— Problem to solve —
Retyping the records exactly is the whole task.

— Recorded information —
┏━━
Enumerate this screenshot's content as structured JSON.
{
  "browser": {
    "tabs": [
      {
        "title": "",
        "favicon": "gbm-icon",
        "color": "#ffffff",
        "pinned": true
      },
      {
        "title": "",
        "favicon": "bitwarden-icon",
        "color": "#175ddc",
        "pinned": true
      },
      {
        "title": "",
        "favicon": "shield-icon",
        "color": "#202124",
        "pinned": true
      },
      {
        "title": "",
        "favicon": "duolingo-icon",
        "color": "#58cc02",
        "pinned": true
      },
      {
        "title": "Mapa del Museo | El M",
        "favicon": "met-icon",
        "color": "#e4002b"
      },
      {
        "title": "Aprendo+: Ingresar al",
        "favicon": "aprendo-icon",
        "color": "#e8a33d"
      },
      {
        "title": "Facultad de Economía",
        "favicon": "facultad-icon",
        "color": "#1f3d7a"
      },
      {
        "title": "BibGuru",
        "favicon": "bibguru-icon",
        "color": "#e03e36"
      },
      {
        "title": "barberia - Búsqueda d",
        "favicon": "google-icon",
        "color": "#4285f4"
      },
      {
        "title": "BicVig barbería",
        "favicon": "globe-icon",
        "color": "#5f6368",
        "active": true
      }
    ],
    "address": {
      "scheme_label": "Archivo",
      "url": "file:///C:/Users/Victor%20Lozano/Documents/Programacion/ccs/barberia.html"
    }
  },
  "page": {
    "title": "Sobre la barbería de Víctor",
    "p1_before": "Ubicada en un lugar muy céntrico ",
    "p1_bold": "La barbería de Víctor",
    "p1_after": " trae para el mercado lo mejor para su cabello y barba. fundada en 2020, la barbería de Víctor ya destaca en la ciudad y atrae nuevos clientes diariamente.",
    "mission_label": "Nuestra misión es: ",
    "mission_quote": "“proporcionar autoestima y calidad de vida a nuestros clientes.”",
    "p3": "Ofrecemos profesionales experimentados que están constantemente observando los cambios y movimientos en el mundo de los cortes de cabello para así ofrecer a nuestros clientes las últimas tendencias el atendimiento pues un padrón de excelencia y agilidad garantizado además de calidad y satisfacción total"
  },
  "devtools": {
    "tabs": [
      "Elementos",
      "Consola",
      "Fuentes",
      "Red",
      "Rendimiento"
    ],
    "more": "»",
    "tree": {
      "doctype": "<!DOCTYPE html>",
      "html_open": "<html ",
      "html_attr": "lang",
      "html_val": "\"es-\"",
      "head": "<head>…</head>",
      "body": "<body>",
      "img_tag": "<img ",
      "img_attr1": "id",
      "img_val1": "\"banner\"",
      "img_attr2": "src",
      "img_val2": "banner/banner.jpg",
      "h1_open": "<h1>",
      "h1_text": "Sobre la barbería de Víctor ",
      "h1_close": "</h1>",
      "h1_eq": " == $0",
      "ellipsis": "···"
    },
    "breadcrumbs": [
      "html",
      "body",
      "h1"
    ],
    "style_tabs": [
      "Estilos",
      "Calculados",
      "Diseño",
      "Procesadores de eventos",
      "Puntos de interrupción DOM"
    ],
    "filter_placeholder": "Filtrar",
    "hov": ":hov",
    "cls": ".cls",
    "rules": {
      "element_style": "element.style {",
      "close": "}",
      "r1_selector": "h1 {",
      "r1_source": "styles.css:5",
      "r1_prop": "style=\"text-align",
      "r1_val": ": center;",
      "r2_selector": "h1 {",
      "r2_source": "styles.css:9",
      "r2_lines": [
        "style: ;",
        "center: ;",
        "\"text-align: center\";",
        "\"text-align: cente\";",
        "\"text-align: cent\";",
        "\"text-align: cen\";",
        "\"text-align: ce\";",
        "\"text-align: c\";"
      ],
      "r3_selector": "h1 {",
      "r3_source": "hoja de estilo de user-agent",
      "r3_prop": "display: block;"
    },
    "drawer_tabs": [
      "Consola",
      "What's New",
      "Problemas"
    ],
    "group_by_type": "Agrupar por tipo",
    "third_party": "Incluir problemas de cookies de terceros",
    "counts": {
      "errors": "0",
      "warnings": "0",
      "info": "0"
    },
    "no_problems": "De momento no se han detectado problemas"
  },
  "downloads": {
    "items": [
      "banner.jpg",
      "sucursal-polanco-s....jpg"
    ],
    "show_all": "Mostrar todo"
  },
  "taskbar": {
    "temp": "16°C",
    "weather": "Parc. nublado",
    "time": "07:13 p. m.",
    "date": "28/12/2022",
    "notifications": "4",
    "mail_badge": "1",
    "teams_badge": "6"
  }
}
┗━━
— The completed task —
Enumerate this screenshot's content as structured JSON.
{
  "browser": {
    "tabs": [
      {
        "title": "",
        "favicon": "gbm-icon",
        "color": "#ffffff",
        "pinned": true
      },
      {
        "title": "",
        "favicon": "bitwarden-icon",
        "color": "#175ddc",
        "pinned": true
      },
      {
        "title": "",
        "favicon": "shield-icon",
        "color": "#202124",
        "pinned": true
      },
      {
        "title": "",
        "favicon": "duolingo-icon",
        "color": "#58cc02",
        "pinned": true
      },
      {
        "title": "Mapa del Museo | El M",
        "favicon": "met-icon",
        "color": "#e4002b"
      },
      {
        "title": "Aprendo+: Ingresar al",
        "favicon": "aprendo-icon",
        "color": "#e8a33d"
      },
      {
        "title": "Facultad de Economía",
        "favicon": "facultad-icon",
        "color": "#1f3d7a"
      },
      {
        "title": "BibGuru",
        "favicon": "bibguru-icon",
        "color": "#e03e36"
      },
      {
        "title": "barberia - Búsqueda d",
        "favicon": "google-icon",
        "color": "#4285f4"
      },
      {
        "title": "BicVig barbería",
        "favicon": "globe-icon",
        "color": "#5f6368",
        "active": true
      }
    ],
    "address": {
      "scheme_label": "Archivo",
      "url": "file:///C:/Users/Victor%20Lozano/Documents/Programacion/ccs/barberia.html"
    }
  },
  "page": {
    "title": "Sobre la barbería de Víctor",
    "p1_before": "Ubicada en un lugar muy céntrico ",
    "p1_bold": "La barbería de Víctor",
    "p1_after": " trae para el mercado lo mejor para su cabello y barba. fundada en 2020, la barbería de Víctor ya destaca en la ciudad y atrae nuevos clientes diariamente.",
    "mission_label": "Nuestra misión es: ",
    "mission_quote": "“proporcionar autoestima y calidad de vida a nuestros clientes.”",
    "p3": "Ofrecemos profesionales experimentados que están constantemente observando los cambios y movimientos en el mundo de los cortes de cabello para así ofrecer a nuestros clientes las últimas tendencias el atendimiento pues un padrón de excelencia y agilidad garantizado además de calidad y satisfacción total"
  },
  "devtools": {
    "tabs": [
      "Elementos",
      "Consola",
      "Fuentes",
      "Red",
      "Rendimiento"
    ],
    "more": "»",
    "tree": {
      "doctype": "<!DOCTYPE html>",
      "html_open": "<html ",
      "html_attr": "lang",
      "html_val": "\"es-\"",
      "head": "<head>…</head>",
      "body": "<body>",
      "img_tag": "<img ",
      "img_attr1": "id",
      "img_val1": "\"banner\"",
      "img_attr2": "src",
      "img_val2": "banner/banner.jpg",
      "h1_open": "<h1>",
      "h1_text": "Sobre la barbería de Víctor ",
      "h1_close": "</h1>",
      "h1_eq": " == $0",
      "ellipsis": "···"
    },
    "breadcrumbs": [
      "html",
      "body",
      "h1"
    ],
    "style_tabs": [
      "Estilos",
      "Calculados",
      "Diseño",
      "Procesadores de eventos",
      "Puntos de interrupción DOM"
    ],
    "filter_placeholder": "Filtrar",
    "hov": ":hov",
    "cls": ".cls",
    "rules": {
      "element_style": "element.style {",
      "close": "}",
      "r1_selector": "h1 {",
      "r1_source": "styles.css:5",
      "r1_prop": "style=\"text-align",
      "r1_val": ": center;",
      "r2_selector": "h1 {",
      "r2_source": "styles.css:9",
      "r2_lines": [
        "style: ;",
        "center: ;",
        "\"text-align: center\";",
        "\"text-align: cente\";",
        "\"text-align: cent\";",
        "\"text-align: cen\";",
        "\"text-align: ce\";",
        "\"text-align: c\";"
      ],
      "r3_selector": "h1 {",
      "r3_source": "hoja de estilo de user-agent",
      "r3_prop": "display: block;"
    },
    "drawer_tabs": [
      "Consola",
      "What's New",
      "Problemas"
    ],
    "group_by_type": "Agrupar por tipo",
    "third_party": "Incluir problemas de cookies de terceros",
    "counts": {
      "errors": "0",
      "warnings": "0",
      "info": "0"
    },
    "no_problems": "De momento no se han detectado problemas"
  },
  "downloads": {
    "items": [
      "banner.jpg",
      "sucursal-polanco-s....jpg"
    ],
    "show_all": "Mostrar todo"
  },
  "taskbar": {
    "temp": "16°C",
    "weather": "Parc. nublado",
    "time": "07:13 p. m.",
    "date": "28/12/2022",
    "notifications": "4",
    "mail_badge": "1",
    "teams_badge": "6"
  }
}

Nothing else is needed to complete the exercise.